▶ **Exercise aim**:
Please return the listing below word for word, minus its pictures.
◆ ◆ ◆ ◆ ◆ ◆ ◆
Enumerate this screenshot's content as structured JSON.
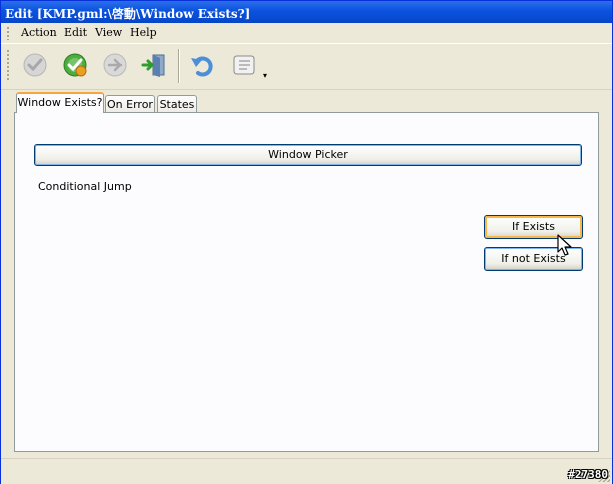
{
  "window": {
    "title": "Edit [KMP.gml:\\啓動\\Window Exists?]"
  },
  "menubar": {
    "items": [
      "Action",
      "Edit",
      "View",
      "Help"
    ]
  },
  "toolbar": {
    "buttons": [
      {
        "icon": "check-icon",
        "enabled": false
      },
      {
        "icon": "apply-icon",
        "enabled": true
      },
      {
        "icon": "cancel-icon",
        "enabled": false
      },
      {
        "icon": "exit-icon",
        "enabled": true
      },
      {
        "icon": "undo-icon",
        "enabled": true
      },
      {
        "icon": "script-icon",
        "enabled": true
      }
    ],
    "dropdown_glyph": "▾"
  },
  "tabs": [
    {
      "label": "Window Exists?",
      "active": true
    },
    {
      "label": "On Error",
      "active": false
    },
    {
      "label": "States",
      "active": false
    }
  ],
  "panel": {
    "picker_label": "Window Picker",
    "conditional_label": "Conditional Jump",
    "if_exists_label": "If Exists",
    "if_not_exists_label": "If not Exists"
  },
  "watermark": "#27380",
  "colors": {
    "titlebar": "#0a52e0",
    "tab_accent": "#f7a53d",
    "button_border": "#003c74",
    "hover_highlight": "#f9b64a"
  }
}
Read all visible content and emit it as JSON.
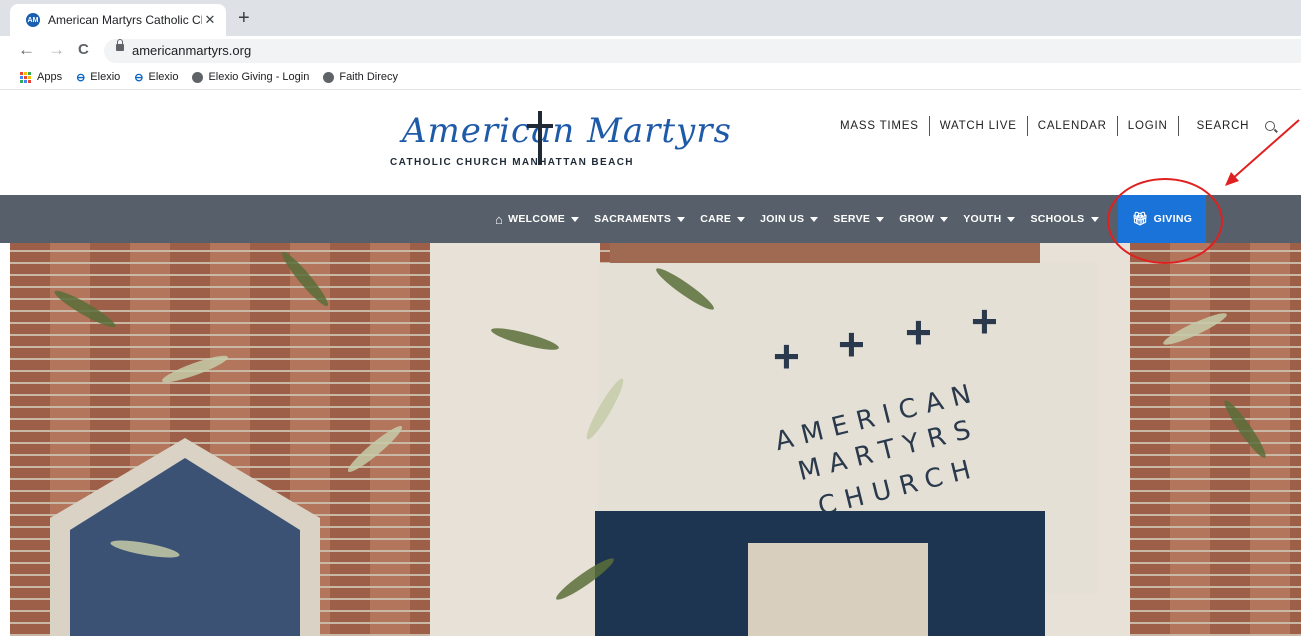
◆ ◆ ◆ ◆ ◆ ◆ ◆
▶ **Result for this exercise**:
Enumerate this screenshot's content as structured JSON.
{
  "window": {
    "title": "Edit [KMP.gml:\\啓動\\Window Exists?]"
  },
  "menubar": {
    "items": [
      "Action",
      "Edit",
      "View",
      "Help"
    ]
  },
  "toolbar": {
    "buttons": [
      {
        "icon": "check-icon",
        "enabled": false
      },
      {
        "icon": "apply-icon",
        "enabled": true
      },
      {
        "icon": "cancel-icon",
        "enabled": false
      },
      {
        "icon": "exit-icon",
        "enabled": true
      },
      {
        "icon": "undo-icon",
        "enabled": true
      },
      {
        "icon": "script-icon",
        "enabled": true
      }
    ],
    "dropdown_glyph": "▾"
  },
  "tabs": [
    {
      "label": "Window Exists?",
      "active": true
    },
    {
      "label": "On Error",
      "active": false
    },
    {
      "label": "States",
      "active": false
    }
  ],
  "panel": {
    "picker_label": "Window Picker",
    "conditional_label": "Conditional Jump",
    "if_exists_label": "If Exists",
    "if_not_exists_label": "If not Exists"
  },
  "watermark": "#27380",
  "colors": {
    "titlebar": "#0a52e0",
    "tab_accent": "#f7a53d",
    "button_border": "#003c74",
    "hover_highlight": "#f9b64a"
  }
}
Read all visible content and emit it as JSON.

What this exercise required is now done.